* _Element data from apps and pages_
Start of Block

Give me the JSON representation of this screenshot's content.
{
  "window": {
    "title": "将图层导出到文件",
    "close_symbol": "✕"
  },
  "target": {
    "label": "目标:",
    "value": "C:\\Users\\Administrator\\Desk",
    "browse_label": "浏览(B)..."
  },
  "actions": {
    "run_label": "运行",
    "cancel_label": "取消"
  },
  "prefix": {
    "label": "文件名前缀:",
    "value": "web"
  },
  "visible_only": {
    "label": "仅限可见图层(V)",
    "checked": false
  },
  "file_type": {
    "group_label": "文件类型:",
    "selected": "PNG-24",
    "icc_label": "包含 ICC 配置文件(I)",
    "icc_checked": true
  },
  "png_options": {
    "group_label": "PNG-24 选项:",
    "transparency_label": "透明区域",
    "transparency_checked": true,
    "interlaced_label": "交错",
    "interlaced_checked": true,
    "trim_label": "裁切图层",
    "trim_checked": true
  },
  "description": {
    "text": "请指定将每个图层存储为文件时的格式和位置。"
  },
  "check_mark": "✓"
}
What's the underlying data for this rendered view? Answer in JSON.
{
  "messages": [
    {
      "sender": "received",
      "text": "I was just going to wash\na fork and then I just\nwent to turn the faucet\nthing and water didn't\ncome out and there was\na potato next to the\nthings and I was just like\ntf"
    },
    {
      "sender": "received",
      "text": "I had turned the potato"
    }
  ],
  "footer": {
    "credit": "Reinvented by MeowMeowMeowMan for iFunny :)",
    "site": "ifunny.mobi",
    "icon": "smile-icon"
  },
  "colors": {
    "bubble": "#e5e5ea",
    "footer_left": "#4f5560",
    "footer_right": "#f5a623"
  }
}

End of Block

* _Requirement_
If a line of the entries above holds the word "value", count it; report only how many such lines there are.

* _Expected answer_
2